The High Court of Australia (Brennan J dissenting) held that the case was independent of the Act, and the extra $27,000 was awarded. The majority—Deane J, Mason J and Wilson J—rejected that the claim was based on an implied oral contract, falling foul of the Act. The basis was not Mrs Paul’s promise to pay, but rather the work done and its acceptance by Mrs Paul. The Licensing Act was designed to allow building owners to withdraw from their oral commitments, not to enable them to pay nothing for work that they requested and approved. Pavey & Mathews would have received less restitution only if Mrs Paul had withdrawn her promise before the work had begun, but the builders had gone ahead anyway.
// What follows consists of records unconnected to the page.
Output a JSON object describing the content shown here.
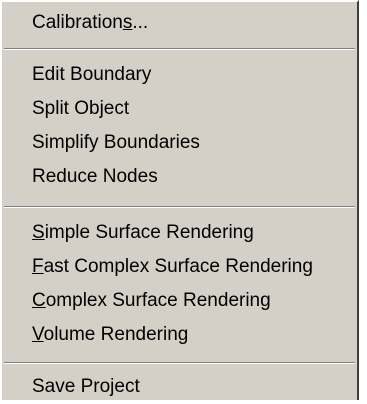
{
  "menu": {
    "groups": [
      {
        "items": [
          {
            "pre": "Calibration",
            "key": "s",
            "post": "..."
          }
        ]
      },
      {
        "items": [
          {
            "pre": "",
            "key": "",
            "post": "Edit Boundary"
          },
          {
            "pre": "",
            "key": "",
            "post": "Split Object"
          },
          {
            "pre": "",
            "key": "",
            "post": "Simplify Boundaries"
          },
          {
            "pre": "",
            "key": "",
            "post": "Reduce Nodes"
          }
        ]
      },
      {
        "items": [
          {
            "pre": "",
            "key": "S",
            "post": "imple Surface Rendering"
          },
          {
            "pre": "",
            "key": "F",
            "post": "ast Complex Surface Rendering"
          },
          {
            "pre": "",
            "key": "C",
            "post": "omplex Surface Rendering"
          },
          {
            "pre": "",
            "key": "V",
            "post": "olume Rendering"
          }
        ]
      },
      {
        "items": [
          {
            "pre": "",
            "key": "",
            "post": "Save Project"
          }
        ]
      }
    ]
  }
}
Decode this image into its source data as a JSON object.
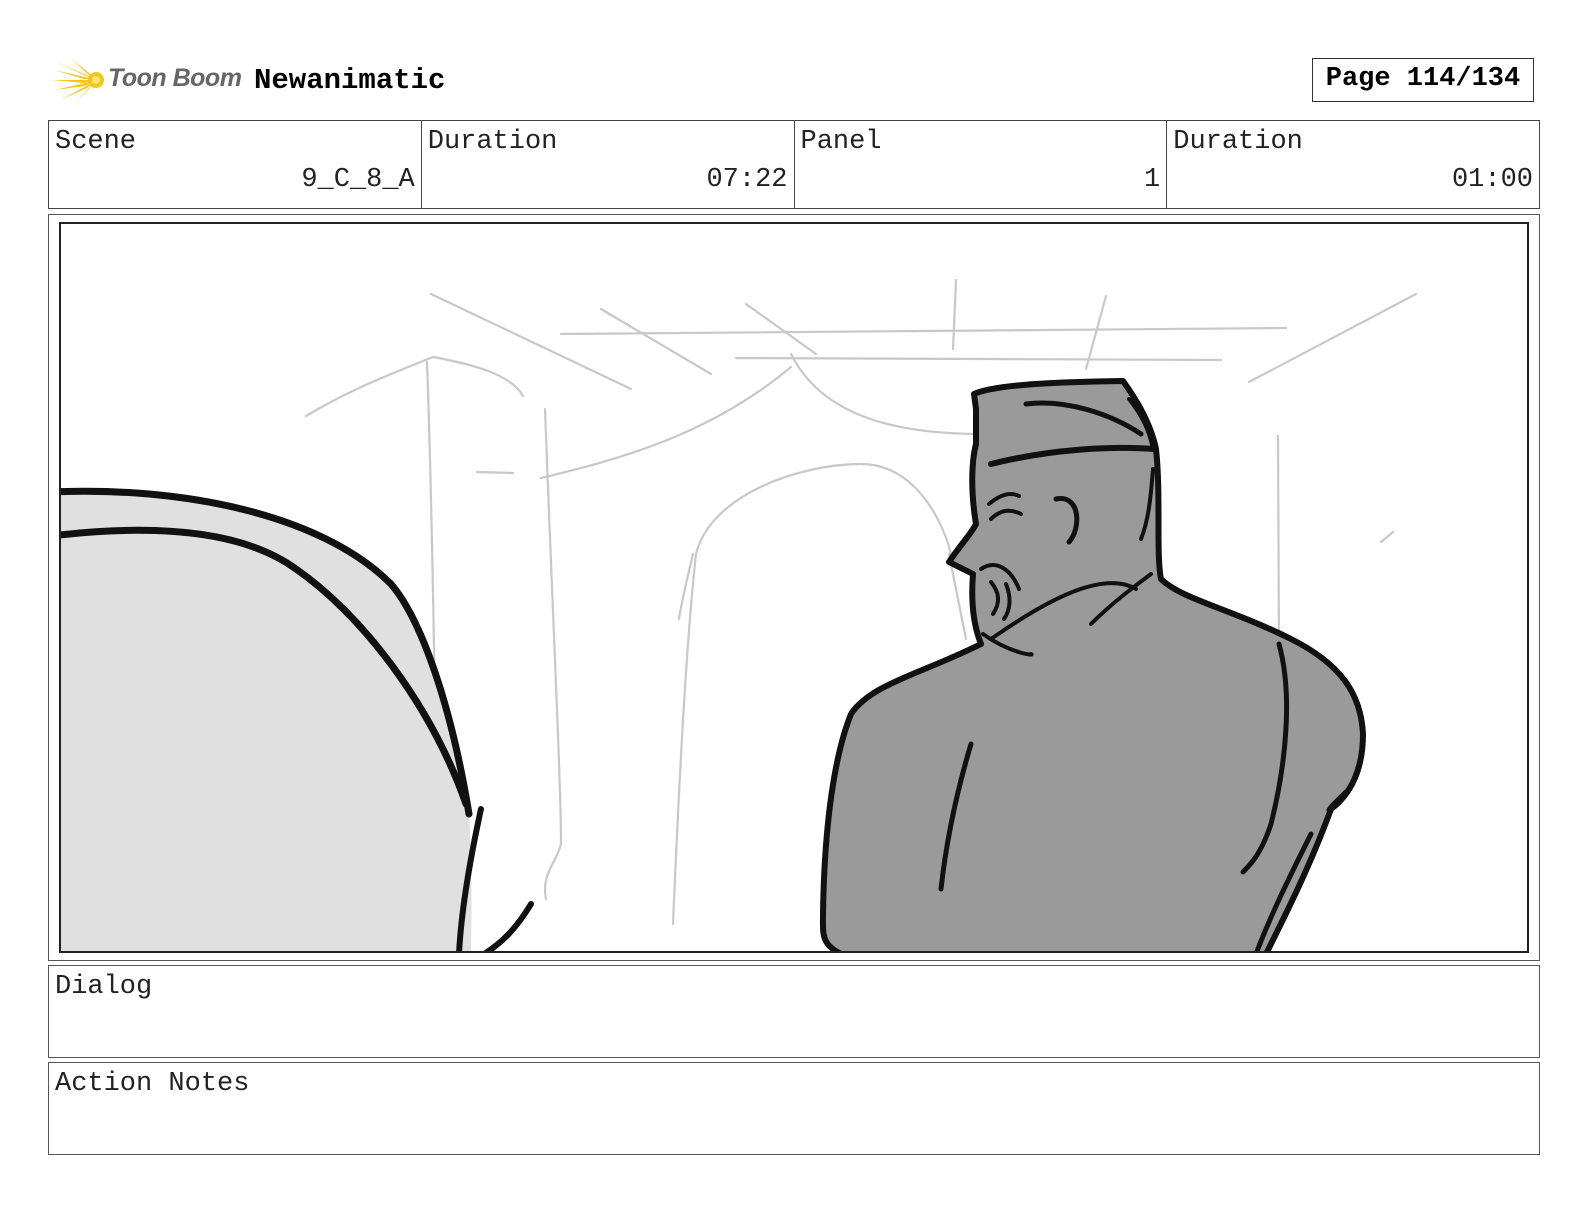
{
  "header": {
    "logo_text": "Toon Boom",
    "project_title": "Newanimatic",
    "page_indicator": "Page 114/134"
  },
  "info": {
    "scene_label": "Scene",
    "scene_value": "9_C_8_A",
    "scene_duration_label": "Duration",
    "scene_duration_value": "07:22",
    "panel_label": "Panel",
    "panel_value": "1",
    "panel_duration_label": "Duration",
    "panel_duration_value": "01:00"
  },
  "dialog": {
    "label": "Dialog",
    "content": ""
  },
  "action_notes": {
    "label": "Action Notes",
    "content": ""
  },
  "colors": {
    "logo_star": "#f5c518",
    "figure_fill": "#9a9a9a",
    "foreground_fill": "#e0e0e0",
    "sketch_lines": "#c8c8c8",
    "ink": "#111111"
  }
}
Also, the quantum meruit (the amount rewarded) could be no higher than the objective market rate for the work, even if Mrs Paul’s promise was for a higher price.
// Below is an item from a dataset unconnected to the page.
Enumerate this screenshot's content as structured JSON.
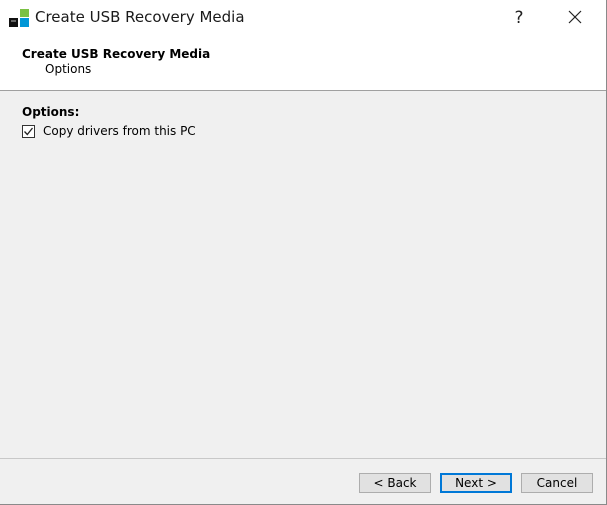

Deane J said the following:

unjust enrichment in the law of this country… constitutes a unifying legal concept which explains why the law recognises, in a variety of distinct categories of case, an obligation on the part of a defendant to make a fair and just restitution for a benefit derived at the expense of a plaintiff and which assists in the determination, by the ordinary processes of legal reasoning, of the question whether the law should, in justice, recognise such an obligation in a new or developing category of case…[1]: p 256-7 

The High Court’s recognition of a principle of restitution based on unjust enrichment in this case has been historically significant for Australian private law.[2]

See also[edit]


  1. ^ a b Pavey & Matthews Pty Ltd v Paul [1987] HCA 5, (1985) 162 CLR 221 (4 March 1987), High Court.
  2. ^ a b Burrows, Andrew S. (1998). Understanding the law of obligations: essays on contract, tort and restitution. Oxford: Hart Publishing. pp. 49–51. ISBN 978-1-901362-38-1.
  3. ^ Builders Licensing Act 1971 (NSW).
  4. ^ "Licensing requirements in the HMMS industry" (PDF). The NSW Home Modifications and Maintenance Services State Council. Archived from the original (PDF) on 10 April 2013.